▸ What you will do:
The expected output is a copy of every line in the records with the string "this".
--------
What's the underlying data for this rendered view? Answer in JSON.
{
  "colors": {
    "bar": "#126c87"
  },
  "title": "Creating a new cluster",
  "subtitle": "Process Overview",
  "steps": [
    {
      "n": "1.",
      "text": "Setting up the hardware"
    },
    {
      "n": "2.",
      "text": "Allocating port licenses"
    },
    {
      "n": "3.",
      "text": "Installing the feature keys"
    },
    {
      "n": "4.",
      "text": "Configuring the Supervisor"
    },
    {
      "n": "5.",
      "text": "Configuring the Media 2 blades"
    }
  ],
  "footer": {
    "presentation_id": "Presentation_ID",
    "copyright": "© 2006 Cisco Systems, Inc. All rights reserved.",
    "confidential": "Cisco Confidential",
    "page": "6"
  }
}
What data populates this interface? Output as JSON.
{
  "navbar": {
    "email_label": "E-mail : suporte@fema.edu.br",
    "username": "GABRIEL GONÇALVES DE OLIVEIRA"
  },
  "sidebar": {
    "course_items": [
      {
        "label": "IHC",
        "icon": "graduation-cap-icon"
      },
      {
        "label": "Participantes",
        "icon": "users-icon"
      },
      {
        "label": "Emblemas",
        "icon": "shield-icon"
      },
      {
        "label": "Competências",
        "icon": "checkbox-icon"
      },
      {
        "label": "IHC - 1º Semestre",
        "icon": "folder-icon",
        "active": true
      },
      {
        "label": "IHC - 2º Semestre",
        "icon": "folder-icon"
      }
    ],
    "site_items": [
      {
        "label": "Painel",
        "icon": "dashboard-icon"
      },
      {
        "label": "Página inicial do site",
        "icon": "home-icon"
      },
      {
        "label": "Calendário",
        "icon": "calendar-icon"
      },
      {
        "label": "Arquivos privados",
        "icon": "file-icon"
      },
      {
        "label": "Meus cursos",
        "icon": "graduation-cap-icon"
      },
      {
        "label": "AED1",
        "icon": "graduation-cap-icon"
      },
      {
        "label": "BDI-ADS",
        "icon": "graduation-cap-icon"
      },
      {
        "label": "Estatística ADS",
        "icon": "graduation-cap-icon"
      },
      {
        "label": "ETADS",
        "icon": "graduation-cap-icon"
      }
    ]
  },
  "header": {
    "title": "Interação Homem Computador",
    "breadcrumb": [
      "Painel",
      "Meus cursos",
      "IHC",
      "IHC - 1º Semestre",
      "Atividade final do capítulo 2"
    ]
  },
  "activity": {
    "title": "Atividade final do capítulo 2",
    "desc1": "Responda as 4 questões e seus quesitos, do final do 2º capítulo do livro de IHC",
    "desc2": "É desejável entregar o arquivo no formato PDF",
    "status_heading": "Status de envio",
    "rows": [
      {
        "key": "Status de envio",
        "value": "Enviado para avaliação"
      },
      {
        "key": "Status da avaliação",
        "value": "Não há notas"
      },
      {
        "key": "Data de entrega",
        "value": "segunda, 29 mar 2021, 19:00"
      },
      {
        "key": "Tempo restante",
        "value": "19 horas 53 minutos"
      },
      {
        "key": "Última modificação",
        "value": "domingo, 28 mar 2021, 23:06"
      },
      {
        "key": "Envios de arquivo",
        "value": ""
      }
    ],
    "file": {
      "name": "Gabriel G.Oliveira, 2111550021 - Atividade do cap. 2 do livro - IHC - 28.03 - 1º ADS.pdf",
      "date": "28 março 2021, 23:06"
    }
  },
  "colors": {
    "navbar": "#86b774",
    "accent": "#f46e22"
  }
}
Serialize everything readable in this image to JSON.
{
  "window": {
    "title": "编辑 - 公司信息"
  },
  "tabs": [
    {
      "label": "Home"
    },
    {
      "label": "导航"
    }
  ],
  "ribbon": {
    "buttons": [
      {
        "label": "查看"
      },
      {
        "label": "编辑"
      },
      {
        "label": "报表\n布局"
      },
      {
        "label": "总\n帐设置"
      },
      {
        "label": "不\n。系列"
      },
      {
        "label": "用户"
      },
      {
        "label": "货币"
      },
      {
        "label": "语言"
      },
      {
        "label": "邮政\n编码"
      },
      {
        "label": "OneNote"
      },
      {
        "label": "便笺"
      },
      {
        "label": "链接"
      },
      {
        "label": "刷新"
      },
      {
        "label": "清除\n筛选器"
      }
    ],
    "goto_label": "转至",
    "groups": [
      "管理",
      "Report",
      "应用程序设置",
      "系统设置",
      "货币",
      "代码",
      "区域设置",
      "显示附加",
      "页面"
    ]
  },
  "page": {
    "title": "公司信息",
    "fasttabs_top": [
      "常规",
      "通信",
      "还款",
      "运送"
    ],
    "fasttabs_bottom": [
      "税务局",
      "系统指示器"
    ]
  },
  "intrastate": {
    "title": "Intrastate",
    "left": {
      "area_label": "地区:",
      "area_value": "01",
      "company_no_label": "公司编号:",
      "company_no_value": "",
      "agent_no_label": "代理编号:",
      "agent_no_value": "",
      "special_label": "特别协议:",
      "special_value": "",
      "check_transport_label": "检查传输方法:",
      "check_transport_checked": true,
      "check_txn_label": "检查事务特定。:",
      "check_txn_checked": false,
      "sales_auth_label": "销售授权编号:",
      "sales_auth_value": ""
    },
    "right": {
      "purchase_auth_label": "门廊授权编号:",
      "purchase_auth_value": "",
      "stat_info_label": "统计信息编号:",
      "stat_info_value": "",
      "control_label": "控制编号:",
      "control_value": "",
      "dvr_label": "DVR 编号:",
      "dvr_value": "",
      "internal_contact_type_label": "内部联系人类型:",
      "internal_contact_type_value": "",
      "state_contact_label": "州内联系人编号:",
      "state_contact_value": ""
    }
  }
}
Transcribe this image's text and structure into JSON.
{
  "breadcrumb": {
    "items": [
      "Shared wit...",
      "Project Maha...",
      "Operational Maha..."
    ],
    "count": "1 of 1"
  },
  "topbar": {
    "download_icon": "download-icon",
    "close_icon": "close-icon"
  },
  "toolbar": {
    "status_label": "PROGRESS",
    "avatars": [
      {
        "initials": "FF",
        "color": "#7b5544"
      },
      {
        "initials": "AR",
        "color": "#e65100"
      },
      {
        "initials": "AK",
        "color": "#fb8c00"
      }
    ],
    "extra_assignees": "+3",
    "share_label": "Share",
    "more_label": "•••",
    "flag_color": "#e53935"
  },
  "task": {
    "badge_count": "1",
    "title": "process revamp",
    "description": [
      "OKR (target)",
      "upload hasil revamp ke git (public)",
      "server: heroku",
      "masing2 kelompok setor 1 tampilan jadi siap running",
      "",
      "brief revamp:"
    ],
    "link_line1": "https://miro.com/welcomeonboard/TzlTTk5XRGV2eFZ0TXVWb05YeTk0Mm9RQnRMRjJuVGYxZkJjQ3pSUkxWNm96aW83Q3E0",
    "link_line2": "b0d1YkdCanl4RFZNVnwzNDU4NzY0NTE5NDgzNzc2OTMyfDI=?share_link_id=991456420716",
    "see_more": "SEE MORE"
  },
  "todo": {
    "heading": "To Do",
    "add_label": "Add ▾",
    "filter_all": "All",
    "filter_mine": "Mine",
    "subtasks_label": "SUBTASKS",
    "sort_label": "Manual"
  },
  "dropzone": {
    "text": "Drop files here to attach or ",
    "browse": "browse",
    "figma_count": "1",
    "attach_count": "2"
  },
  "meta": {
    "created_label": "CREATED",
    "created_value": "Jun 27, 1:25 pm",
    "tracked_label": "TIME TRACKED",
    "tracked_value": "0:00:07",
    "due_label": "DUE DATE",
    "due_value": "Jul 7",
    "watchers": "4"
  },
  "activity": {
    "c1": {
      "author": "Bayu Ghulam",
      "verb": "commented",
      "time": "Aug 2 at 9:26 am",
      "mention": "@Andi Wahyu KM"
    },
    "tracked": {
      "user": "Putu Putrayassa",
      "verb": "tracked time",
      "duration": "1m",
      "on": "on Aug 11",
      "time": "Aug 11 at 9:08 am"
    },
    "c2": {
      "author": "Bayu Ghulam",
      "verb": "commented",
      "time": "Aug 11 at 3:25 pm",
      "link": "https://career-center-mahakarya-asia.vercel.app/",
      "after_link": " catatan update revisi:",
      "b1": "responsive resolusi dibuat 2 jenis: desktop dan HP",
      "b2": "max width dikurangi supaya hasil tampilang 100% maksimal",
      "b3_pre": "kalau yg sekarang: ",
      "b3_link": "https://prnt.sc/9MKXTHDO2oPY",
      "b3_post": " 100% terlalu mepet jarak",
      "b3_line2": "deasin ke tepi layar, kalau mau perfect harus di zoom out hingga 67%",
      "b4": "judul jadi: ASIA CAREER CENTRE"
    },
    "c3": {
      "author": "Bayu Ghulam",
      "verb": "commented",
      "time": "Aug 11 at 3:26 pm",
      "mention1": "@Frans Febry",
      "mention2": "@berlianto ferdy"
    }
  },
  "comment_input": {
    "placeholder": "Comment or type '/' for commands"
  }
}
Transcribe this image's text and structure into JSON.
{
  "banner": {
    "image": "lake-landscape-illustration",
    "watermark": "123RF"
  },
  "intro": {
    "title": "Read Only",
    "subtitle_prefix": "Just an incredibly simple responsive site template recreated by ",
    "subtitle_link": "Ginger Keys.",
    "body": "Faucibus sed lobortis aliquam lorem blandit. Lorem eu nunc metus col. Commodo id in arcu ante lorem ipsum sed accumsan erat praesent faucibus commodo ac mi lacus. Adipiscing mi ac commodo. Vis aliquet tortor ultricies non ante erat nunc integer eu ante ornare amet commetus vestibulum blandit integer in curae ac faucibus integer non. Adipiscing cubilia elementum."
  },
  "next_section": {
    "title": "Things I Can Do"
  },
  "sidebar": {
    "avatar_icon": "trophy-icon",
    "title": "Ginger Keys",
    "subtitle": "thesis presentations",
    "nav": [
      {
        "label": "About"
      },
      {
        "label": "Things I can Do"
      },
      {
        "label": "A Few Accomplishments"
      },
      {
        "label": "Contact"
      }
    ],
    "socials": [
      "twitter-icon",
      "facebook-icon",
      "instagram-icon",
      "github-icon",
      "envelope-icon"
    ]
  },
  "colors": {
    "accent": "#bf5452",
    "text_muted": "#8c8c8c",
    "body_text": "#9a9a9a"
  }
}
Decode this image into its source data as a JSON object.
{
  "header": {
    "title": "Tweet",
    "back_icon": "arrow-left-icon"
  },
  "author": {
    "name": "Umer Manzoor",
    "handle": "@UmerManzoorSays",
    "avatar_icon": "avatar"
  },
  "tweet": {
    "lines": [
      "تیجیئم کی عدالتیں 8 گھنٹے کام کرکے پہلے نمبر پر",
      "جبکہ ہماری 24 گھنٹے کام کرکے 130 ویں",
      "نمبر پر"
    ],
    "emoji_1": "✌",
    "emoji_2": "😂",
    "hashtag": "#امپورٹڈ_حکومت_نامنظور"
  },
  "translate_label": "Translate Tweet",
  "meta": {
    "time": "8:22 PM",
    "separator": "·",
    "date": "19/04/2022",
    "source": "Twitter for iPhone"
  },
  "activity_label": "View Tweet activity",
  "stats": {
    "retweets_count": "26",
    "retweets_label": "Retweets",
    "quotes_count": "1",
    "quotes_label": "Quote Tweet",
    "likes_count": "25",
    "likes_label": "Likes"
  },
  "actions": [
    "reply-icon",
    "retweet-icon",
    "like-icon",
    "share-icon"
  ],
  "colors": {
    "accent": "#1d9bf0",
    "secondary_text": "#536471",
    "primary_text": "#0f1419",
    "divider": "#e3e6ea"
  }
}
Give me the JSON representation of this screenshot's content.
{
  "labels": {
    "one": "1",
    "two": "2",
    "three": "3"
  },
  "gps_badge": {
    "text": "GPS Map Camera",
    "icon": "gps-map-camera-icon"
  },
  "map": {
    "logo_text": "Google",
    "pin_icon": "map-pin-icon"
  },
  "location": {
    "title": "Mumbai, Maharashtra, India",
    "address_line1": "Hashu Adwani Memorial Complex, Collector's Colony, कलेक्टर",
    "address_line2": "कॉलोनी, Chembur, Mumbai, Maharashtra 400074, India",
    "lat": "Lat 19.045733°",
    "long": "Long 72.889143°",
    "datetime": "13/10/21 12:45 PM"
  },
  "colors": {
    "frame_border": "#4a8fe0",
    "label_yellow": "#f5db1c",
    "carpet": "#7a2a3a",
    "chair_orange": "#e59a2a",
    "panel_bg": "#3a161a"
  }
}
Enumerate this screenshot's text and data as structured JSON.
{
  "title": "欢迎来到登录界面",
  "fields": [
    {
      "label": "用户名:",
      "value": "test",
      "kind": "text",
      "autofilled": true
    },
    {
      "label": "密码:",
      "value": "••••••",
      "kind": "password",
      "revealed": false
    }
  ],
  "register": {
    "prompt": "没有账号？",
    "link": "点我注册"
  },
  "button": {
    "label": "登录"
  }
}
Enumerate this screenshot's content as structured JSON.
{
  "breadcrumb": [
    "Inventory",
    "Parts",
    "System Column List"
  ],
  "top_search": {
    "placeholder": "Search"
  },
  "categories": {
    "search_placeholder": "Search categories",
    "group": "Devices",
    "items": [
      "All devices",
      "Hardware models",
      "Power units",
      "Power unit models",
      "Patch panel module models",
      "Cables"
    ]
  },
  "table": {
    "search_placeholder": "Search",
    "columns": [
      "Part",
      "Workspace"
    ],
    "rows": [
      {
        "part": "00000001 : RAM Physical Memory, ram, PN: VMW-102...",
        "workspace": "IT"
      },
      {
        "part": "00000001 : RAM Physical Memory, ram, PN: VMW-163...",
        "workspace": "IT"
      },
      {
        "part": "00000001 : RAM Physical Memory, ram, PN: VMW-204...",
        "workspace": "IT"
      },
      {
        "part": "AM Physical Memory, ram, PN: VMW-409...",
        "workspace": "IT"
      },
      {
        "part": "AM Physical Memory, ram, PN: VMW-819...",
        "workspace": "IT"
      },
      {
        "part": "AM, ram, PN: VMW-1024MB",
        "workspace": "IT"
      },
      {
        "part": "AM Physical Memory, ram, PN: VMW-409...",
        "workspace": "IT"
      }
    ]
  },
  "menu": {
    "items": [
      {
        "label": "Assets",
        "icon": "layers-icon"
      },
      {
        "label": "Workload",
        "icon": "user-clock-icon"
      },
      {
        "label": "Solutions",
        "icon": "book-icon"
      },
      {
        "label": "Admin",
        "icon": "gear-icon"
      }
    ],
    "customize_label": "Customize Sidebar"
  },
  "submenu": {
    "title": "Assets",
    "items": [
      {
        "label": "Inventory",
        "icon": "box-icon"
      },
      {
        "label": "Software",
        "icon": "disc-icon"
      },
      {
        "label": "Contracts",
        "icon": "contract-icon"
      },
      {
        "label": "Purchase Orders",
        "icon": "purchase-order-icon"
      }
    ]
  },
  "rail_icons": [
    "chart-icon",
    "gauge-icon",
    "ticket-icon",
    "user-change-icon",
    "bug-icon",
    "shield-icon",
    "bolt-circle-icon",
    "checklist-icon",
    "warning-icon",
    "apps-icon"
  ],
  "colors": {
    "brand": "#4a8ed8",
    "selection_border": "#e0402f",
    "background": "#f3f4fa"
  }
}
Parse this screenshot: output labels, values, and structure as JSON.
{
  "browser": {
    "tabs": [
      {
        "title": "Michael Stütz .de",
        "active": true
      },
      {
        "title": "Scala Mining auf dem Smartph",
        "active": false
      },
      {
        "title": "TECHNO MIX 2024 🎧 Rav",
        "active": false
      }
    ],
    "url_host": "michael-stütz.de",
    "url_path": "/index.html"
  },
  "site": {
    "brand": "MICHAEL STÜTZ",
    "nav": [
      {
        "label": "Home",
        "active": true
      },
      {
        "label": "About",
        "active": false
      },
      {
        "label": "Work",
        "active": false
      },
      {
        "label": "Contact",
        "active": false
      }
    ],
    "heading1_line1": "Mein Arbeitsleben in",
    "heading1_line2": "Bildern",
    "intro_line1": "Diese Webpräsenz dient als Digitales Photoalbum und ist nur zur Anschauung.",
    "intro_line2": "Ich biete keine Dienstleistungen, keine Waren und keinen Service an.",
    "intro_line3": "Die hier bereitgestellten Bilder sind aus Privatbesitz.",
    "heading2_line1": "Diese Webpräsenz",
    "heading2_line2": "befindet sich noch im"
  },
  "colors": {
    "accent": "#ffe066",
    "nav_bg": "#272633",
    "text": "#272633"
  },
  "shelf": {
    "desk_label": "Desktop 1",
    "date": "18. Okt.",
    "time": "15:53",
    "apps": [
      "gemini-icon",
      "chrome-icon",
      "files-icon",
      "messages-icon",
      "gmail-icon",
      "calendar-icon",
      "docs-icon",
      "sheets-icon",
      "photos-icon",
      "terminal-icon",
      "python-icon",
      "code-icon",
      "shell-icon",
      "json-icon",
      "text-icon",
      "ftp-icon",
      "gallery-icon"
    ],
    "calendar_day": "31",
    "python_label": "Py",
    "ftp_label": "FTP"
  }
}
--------
▸ Exercise result:
What's the underlying data for this rendered view? Answer in JSON.
What data populates this interface? Output as JSON.
Serialize everything readable in this image to JSON.
Transcribe this image's text and structure into JSON.
Transcribe this image's text and structure into JSON.
Decode this image into its source data as a JSON object.
Give me the JSON representation of this screenshot's content.
Enumerate this screenshot's text and data as structured JSON.
Enumerate this screenshot's content as structured JSON.
Parse this screenshot: output labels, values, and structure as JSON.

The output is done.